Déjà vu is translated as “already seen” but for South California native Ben Schwab, his discovery in a small Ohio town 2000 miles from home led to an epiphany of creating the “already heard.” Unearthing a box of 1975 cassette tapes of his father’s old band, the recordings – or “Sylvies” as Ben would affectionately call them later – became the imprint for a familiar feeling he would end up chasing. The songs were timeless, effortless, and soulful.
Awakening senses to the eternal quality of hidden or lost music, Sylvie fully encompasses that very same musical lineage and spirit living in those lost yet beloved time capsules. Recorded years before by Ben’s father, John Schwab and his own band Mad Anthony in a Southern California barn, those reels spoke of a common narrative at the time; a band close to a record deal which never came, so the tapes were boxed up and stored in a closet for years to come. “Dad’s songs are straight from the heart and really shaped my taste and imagination for songwriting in a permanent way,” Ben reveals. Taking the name from one of those early recordings – an obscure cover of a 70s track by Ian Matthews – ‘Sylvie’ would inspire his project’s namesake and feature as the album’s only cover. “It’s an incredible song from the past but for whatever reason, is basically unknown,” Ben offers by way of an explanation. “Sylvie sounds so different from Mad Anthony, but their story is very personal and an inspiration that runs deep. I was able to translate it into something entirely different.”
True to Mad Anthonyʼs form and blissfully reminiscent of Laurel Canyon’s rootsy collaborative scene, Sylvie’s rolling folk-rock runs a strict go-with-the-flow policy. Inviting close friends and inspiring musical colleagues to gather and record at his own garage in Silverlake CA, Ben channels his years of writing, arranging, recording, and playing with bands Golden Daze and Drugdealer into writing and recording expansive original arrangements without temptation of decorative reverb/delay or pedal effects. “I aspire to write timeless songs I could relate to 40 years from now,” he says. “Putting my own life experiences, friends and family into them, making Sylvie has been a spiritual pursuit.”
Announcing an early self-titled EP on Terrible Records - “A lot of the songs feel like they’re about other people’s lives, my experience with them, or a time and place in the past,” he said at the time – Sylvie features vocalists Marina Allen and Sam Burton, with Ben’s father John returning to the microphone once more to sing on ‘505’ and ‘Rosaline’. Alongside Connor Gallagher (Pedal Steel), Sam Kauffman Skloff (Drums) and JJ Kirkpatrick (Horns) Ben plays all other instruments himself but do not be surprised if, in future Sylvie expands. “I keep things loose, so I have freedom to explore.
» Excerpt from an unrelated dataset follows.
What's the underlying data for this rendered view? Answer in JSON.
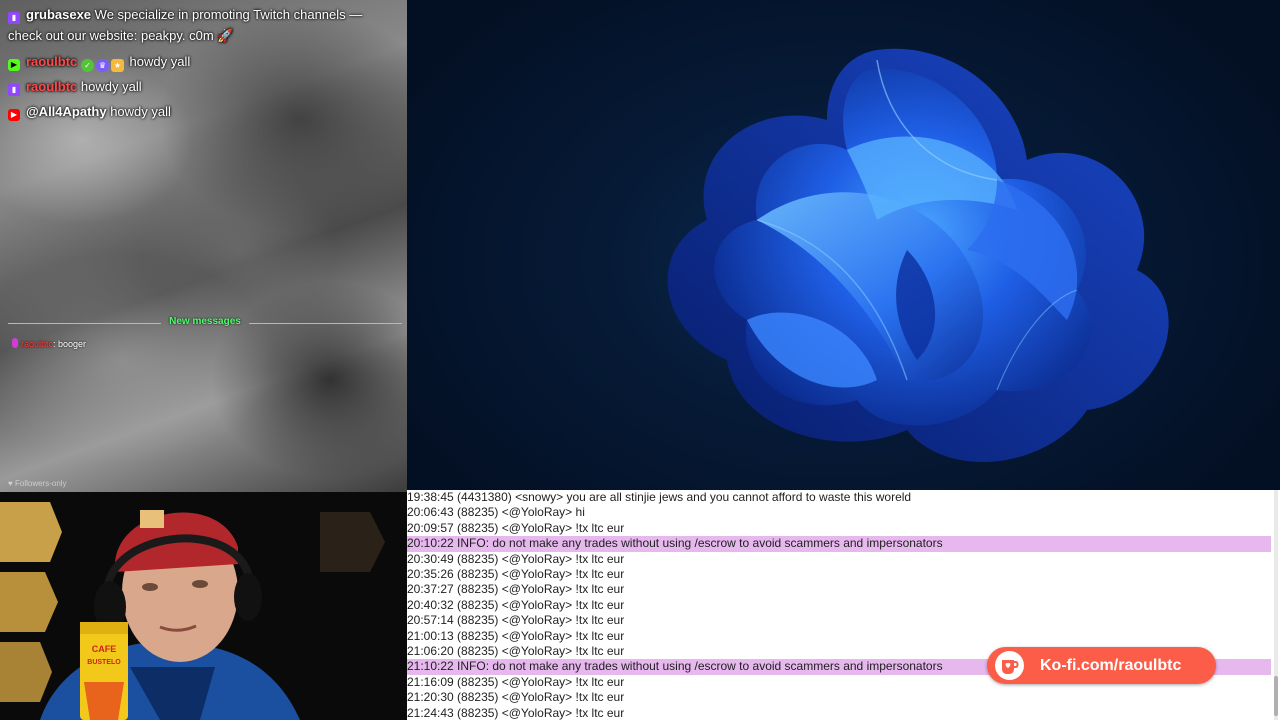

I’ll go song by song and do whatever it asks,” he says.
Now a fully formed album, with artwork featuring a photo captured by friend Brandon, of Ben playing the piano alone in his studio in the wee hours of night, Sylvie’s process, like each song, has grown from an increasingly personal space. ‘Shooting Star’ is a country travelling road song about a collective experience of friends together – a shimmering mantra sung on camping trips up the coast, ‘Further Down The Road’ is a smooth cruise through a landscape of copper and burnt orange, and the fleetingness of time is ever present via the poignant vocals of ghostly ‘Stealing Time.’ ‘Falls On Me,’ meanwhile, reflects personal growth. “I was sorting through a decade of emotions, relationships ending, bridges burning,” Ben says of the track. “I found myself at a place very distant from the source, repeating similar patterns, over, and over. Then you are reminded of yourself, just enough to see what it would be like to return to the source. It is about deliverance; a returning home that took me years to arrive at.”
Whether releasing his own limited run of tapes featuring outtakes and conversations from his phone, covering Jason Molina for Secretly Canadian’s SC25 Series, or supporting Widowspeak on tour; music may run in the Schwab family, but history is not ready to repeat itself. “I would love to make a short film around the concept of Sylvie and plan to release my dad’s Mad Anthony tape separately later this year but for now, I’ll go at my own pace to see what inspires me and run with that.” Dig for gold, you might just discover Sylvie and its lasting treasures within.
Sylvie is out October 14th, pre-order.